Priscilla Coit Murphy is an independent scholar living in Chapel Hill, N.C. She grew up in New England, where she learned to love its shores, lakes, and mountains, as well as the lively culture of the Boston area. She earned a bachelor’s degree from Swarthmore College, a master’s from American University, and a doctorate in media history from the School of Journalism and Mass Communication at the University of North Carolina at Chapel Hill.
A lifelong book lover, Priscilla has worked in various ares of book publishing, especially as a manuscript editor. Her interest in mass media and media history soon merged with her interest in books and book publishing, and she has concentrated on the interactions between books and the media in framing public discussion.
In What a Book Can Do, she explores the history of how Rachel Carson's 1962 bestseller Silent Spring came to be published and, through its life in the media, put the issues of pesticide abuse and environmental awareness into public awareness.

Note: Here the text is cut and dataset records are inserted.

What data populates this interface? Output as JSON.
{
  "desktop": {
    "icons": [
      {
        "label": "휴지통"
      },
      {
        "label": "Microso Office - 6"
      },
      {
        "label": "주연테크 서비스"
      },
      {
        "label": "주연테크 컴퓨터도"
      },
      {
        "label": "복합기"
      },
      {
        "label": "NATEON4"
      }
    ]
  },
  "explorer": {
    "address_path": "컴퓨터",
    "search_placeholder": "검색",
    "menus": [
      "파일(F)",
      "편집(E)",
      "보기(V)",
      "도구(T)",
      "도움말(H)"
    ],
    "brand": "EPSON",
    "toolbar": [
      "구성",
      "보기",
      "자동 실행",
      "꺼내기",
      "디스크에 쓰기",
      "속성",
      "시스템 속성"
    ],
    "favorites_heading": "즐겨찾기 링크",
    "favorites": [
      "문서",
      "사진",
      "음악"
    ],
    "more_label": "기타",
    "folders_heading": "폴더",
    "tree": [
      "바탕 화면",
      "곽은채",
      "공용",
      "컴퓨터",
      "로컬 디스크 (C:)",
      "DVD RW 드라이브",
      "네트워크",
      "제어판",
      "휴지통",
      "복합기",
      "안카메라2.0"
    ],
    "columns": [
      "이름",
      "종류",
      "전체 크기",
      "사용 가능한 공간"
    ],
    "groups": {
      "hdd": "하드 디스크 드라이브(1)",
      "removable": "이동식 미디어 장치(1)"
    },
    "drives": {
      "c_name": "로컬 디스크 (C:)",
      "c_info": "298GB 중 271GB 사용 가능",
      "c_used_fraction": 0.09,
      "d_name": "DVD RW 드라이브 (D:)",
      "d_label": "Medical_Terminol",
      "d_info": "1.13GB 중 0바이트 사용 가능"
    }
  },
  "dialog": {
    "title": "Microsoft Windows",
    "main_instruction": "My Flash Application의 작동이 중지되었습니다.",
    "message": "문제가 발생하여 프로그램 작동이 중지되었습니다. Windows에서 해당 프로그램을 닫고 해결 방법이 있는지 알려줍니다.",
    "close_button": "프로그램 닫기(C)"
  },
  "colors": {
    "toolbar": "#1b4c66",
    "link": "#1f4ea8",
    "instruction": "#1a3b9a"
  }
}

In addition, she has written a chapter on books and the media for Vol. 5 of the History of the Book in America and in Rethinking Media Change from MIT’s Media in Transition Series. She has taught in UNC-Chapel Hill’s journalism school, as well as its School of Information and Library Science and its School of Government.
Currently, she is completing Dewauki's Last Days, a novel about the staff, management, and guests of a New Hampshire grande-dame-style resort hotel in 1965, the inn's final summer and a dramatic time in American history.